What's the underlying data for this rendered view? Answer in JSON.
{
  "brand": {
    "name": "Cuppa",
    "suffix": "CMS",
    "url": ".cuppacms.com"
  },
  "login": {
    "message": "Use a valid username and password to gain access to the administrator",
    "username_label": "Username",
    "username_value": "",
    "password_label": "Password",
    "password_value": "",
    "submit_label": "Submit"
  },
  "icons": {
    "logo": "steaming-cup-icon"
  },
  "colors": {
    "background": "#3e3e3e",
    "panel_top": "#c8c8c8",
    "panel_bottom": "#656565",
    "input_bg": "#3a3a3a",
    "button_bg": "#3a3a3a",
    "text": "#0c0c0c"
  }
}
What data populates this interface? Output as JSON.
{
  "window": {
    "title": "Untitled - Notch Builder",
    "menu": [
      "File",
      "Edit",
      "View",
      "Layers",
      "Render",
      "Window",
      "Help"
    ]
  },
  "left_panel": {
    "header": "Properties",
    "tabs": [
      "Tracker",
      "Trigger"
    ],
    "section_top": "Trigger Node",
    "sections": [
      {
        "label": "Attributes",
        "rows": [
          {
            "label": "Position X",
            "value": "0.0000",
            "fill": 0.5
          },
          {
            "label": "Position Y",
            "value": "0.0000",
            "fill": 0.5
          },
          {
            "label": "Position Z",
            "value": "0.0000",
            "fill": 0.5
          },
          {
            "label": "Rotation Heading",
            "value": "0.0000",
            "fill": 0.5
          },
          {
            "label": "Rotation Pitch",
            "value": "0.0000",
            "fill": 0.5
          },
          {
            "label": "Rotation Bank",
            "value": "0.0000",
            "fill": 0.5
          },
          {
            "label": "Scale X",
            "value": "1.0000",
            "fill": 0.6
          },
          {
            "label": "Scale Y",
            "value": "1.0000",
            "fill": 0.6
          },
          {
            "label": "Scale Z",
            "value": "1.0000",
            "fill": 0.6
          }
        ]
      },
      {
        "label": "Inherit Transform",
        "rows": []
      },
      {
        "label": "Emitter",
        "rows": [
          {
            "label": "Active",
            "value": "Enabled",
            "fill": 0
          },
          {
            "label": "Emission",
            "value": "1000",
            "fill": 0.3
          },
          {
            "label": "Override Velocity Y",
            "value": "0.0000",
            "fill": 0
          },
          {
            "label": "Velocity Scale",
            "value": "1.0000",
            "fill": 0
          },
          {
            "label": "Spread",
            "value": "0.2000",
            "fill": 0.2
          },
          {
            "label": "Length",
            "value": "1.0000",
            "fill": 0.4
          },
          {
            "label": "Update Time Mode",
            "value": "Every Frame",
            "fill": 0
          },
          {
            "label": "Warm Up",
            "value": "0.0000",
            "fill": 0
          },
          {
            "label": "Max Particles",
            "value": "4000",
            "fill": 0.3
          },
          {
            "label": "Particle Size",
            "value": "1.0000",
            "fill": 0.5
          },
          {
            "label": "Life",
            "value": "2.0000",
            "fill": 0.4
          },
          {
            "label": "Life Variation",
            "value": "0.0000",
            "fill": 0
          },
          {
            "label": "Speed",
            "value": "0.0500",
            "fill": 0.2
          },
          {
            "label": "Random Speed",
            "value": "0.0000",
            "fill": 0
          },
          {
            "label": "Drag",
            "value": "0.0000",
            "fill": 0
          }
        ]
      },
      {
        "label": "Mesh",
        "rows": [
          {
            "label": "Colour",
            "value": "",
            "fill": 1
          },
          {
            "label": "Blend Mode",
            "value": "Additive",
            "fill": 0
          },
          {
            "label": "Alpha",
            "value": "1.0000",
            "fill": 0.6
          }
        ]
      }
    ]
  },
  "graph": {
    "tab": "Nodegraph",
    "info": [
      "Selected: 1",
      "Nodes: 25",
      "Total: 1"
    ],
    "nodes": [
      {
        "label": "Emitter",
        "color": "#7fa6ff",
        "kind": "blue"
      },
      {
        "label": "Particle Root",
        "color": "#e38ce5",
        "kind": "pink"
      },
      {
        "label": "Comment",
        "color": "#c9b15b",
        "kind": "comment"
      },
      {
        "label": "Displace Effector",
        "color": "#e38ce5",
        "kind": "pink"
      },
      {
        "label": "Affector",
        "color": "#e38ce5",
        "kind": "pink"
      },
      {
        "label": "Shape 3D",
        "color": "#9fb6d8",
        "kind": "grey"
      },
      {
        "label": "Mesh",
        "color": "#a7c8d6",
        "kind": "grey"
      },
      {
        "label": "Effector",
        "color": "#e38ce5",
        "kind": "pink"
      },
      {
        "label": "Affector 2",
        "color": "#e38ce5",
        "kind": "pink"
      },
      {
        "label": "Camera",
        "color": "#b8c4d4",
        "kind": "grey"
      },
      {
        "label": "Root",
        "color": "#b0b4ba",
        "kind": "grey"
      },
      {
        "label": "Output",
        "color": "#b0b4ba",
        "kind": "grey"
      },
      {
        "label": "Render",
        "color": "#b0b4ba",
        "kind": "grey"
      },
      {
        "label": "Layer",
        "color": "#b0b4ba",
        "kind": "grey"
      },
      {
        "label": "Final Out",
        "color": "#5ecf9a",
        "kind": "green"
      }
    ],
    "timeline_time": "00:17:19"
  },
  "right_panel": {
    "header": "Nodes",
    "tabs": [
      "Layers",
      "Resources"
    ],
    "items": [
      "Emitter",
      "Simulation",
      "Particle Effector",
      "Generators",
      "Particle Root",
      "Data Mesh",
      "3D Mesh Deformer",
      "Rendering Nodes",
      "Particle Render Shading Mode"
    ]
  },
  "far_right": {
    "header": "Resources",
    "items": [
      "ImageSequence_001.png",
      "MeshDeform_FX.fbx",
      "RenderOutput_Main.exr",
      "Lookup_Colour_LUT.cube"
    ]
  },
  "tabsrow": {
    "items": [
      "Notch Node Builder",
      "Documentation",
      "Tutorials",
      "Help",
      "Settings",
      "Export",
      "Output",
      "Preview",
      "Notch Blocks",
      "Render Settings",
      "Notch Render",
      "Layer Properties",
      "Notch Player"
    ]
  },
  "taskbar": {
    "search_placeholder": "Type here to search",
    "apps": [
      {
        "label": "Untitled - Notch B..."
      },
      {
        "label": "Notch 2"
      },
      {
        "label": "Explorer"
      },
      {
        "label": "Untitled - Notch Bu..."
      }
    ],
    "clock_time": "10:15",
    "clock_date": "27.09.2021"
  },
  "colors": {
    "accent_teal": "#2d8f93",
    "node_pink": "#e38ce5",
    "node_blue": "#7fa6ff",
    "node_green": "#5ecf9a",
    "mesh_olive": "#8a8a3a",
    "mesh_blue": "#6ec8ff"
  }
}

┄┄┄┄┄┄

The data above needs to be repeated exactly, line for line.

What's the underlying data for this rendered view? Answer in JSON.
{
  "brand": {
    "name": "Cuppa",
    "suffix": "CMS",
    "url": ".cuppacms.com"
  },
  "login": {
    "message": "Use a valid username and password to gain access to the administrator",
    "username_label": "Username",
    "username_value": "",
    "password_label": "Password",
    "password_value": "",
    "submit_label": "Submit"
  },
  "icons": {
    "logo": "steaming-cup-icon"
  },
  "colors": {
    "background": "#3e3e3e",
    "panel_top": "#c8c8c8",
    "panel_bottom": "#656565",
    "input_bg": "#3a3a3a",
    "button_bg": "#3a3a3a",
    "text": "#0c0c0c"
  }
}
What data populates this interface? Output as JSON.
{
  "window": {
    "title": "Untitled - Notch Builder",
    "menu": [
      "File",
      "Edit",
      "View",
      "Layers",
      "Render",
      "Window",
      "Help"
    ]
  },
  "left_panel": {
    "header": "Properties",
    "tabs": [
      "Tracker",
      "Trigger"
    ],
    "section_top": "Trigger Node",
    "sections": [
      {
        "label": "Attributes",
        "rows": [
          {
            "label": "Position X",
            "value": "0.0000",
            "fill": 0.5
          },
          {
            "label": "Position Y",
            "value": "0.0000",
            "fill": 0.5
          },
          {
            "label": "Position Z",
            "value": "0.0000",
            "fill": 0.5
          },
          {
            "label": "Rotation Heading",
            "value": "0.0000",
            "fill": 0.5
          },
          {
            "label": "Rotation Pitch",
            "value": "0.0000",
            "fill": 0.5
          },
          {
            "label": "Rotation Bank",
            "value": "0.0000",
            "fill": 0.5
          },
          {
            "label": "Scale X",
            "value": "1.0000",
            "fill": 0.6
          },
          {
            "label": "Scale Y",
            "value": "1.0000",
            "fill": 0.6
          },
          {
            "label": "Scale Z",
            "value": "1.0000",
            "fill": 0.6
          }
        ]
      },
      {
        "label": "Inherit Transform",
        "rows": []
      },
      {
        "label": "Emitter",
        "rows": [
          {
            "label": "Active",
            "value": "Enabled",
            "fill": 0
          },
          {
            "label": "Emission",
            "value": "1000",
            "fill": 0.3
          },
          {
            "label": "Override Velocity Y",
            "value": "0.0000",
            "fill": 0
          },
          {
            "label": "Velocity Scale",
            "value": "1.0000",
            "fill": 0
          },
          {
            "label": "Spread",
            "value": "0.2000",
            "fill": 0.2
          },
          {
            "label": "Length",
            "value": "1.0000",
            "fill": 0.4
          },
          {
            "label": "Update Time Mode",
            "value": "Every Frame",
            "fill": 0
          },
          {
            "label": "Warm Up",
            "value": "0.0000",
            "fill": 0
          },
          {
            "label": "Max Particles",
            "value": "4000",
            "fill": 0.3
          },
          {
            "label": "Particle Size",
            "value": "1.0000",
            "fill": 0.5
          },
          {
            "label": "Life",
            "value": "2.0000",
            "fill": 0.4
          },
          {
            "label": "Life Variation",
            "value": "0.0000",
            "fill": 0
          },
          {
            "label": "Speed",
            "value": "0.0500",
            "fill": 0.2
          },
          {
            "label": "Random Speed",
            "value": "0.0000",
            "fill": 0
          },
          {
            "label": "Drag",
            "value": "0.0000",
            "fill": 0
          }
        ]
      },
      {
        "label": "Mesh",
        "rows": [
          {
            "label": "Colour",
            "value": "",
            "fill": 1
          },
          {
            "label": "Blend Mode",
            "value": "Additive",
            "fill": 0
          },
          {
            "label": "Alpha",
            "value": "1.0000",
            "fill": 0.6
          }
        ]
      }
    ]
  },
  "graph": {
    "tab": "Nodegraph",
    "info": [
      "Selected: 1",
      "Nodes: 25",
      "Total: 1"
    ],
    "nodes": [
      {
        "label": "Emitter",
        "color": "#7fa6ff",
        "kind": "blue"
      },
      {
        "label": "Particle Root",
        "color": "#e38ce5",
        "kind": "pink"
      },
      {
        "label": "Comment",
        "color": "#c9b15b",
        "kind": "comment"
      },
      {
        "label": "Displace Effector",
        "color": "#e38ce5",
        "kind": "pink"
      },
      {
        "label": "Affector",
        "color": "#e38ce5",
        "kind": "pink"
      },
      {
        "label": "Shape 3D",
        "color": "#9fb6d8",
        "kind": "grey"
      },
      {
        "label": "Mesh",
        "color": "#a7c8d6",
        "kind": "grey"
      },
      {
        "label": "Effector",
        "color": "#e38ce5",
        "kind": "pink"
      },
      {
        "label": "Affector 2",
        "color": "#e38ce5",
        "kind": "pink"
      },
      {
        "label": "Camera",
        "color": "#b8c4d4",
        "kind": "grey"
      },
      {
        "label": "Root",
        "color": "#b0b4ba",
        "kind": "grey"
      },
      {
        "label": "Output",
        "color": "#b0b4ba",
        "kind": "grey"
      },
      {
        "label": "Render",
        "color": "#b0b4ba",
        "kind": "grey"
      },
      {
        "label": "Layer",
        "color": "#b0b4ba",
        "kind": "grey"
      },
      {
        "label": "Final Out",
        "color": "#5ecf9a",
        "kind": "green"
      }
    ],
    "timeline_time": "00:17:19"
  },
  "right_panel": {
    "header": "Nodes",
    "tabs": [
      "Layers",
      "Resources"
    ],
    "items": [
      "Emitter",
      "Simulation",
      "Particle Effector",
      "Generators",
      "Particle Root",
      "Data Mesh",
      "3D Mesh Deformer",
      "Rendering Nodes",
      "Particle Render Shading Mode"
    ]
  },
  "far_right": {
    "header": "Resources",
    "items": [
      "ImageSequence_001.png",
      "MeshDeform_FX.fbx",
      "RenderOutput_Main.exr",
      "Lookup_Colour_LUT.cube"
    ]
  },
  "tabsrow": {
    "items": [
      "Notch Node Builder",
      "Documentation",
      "Tutorials",
      "Help",
      "Settings",
      "Export",
      "Output",
      "Preview",
      "Notch Blocks",
      "Render Settings",
      "Notch Render",
      "Layer Properties",
      "Notch Player"
    ]
  },
  "taskbar": {
    "search_placeholder": "Type here to search",
    "apps": [
      {
        "label": "Untitled - Notch B..."
      },
      {
        "label": "Notch 2"
      },
      {
        "label": "Explorer"
      },
      {
        "label": "Untitled - Notch Bu..."
      }
    ],
    "clock_time": "10:15",
    "clock_date": "27.09.2021"
  },
  "colors": {
    "accent_teal": "#2d8f93",
    "node_pink": "#e38ce5",
    "node_blue": "#7fa6ff",
    "node_green": "#5ecf9a",
    "mesh_olive": "#8a8a3a",
    "mesh_blue": "#6ec8ff"
  }
}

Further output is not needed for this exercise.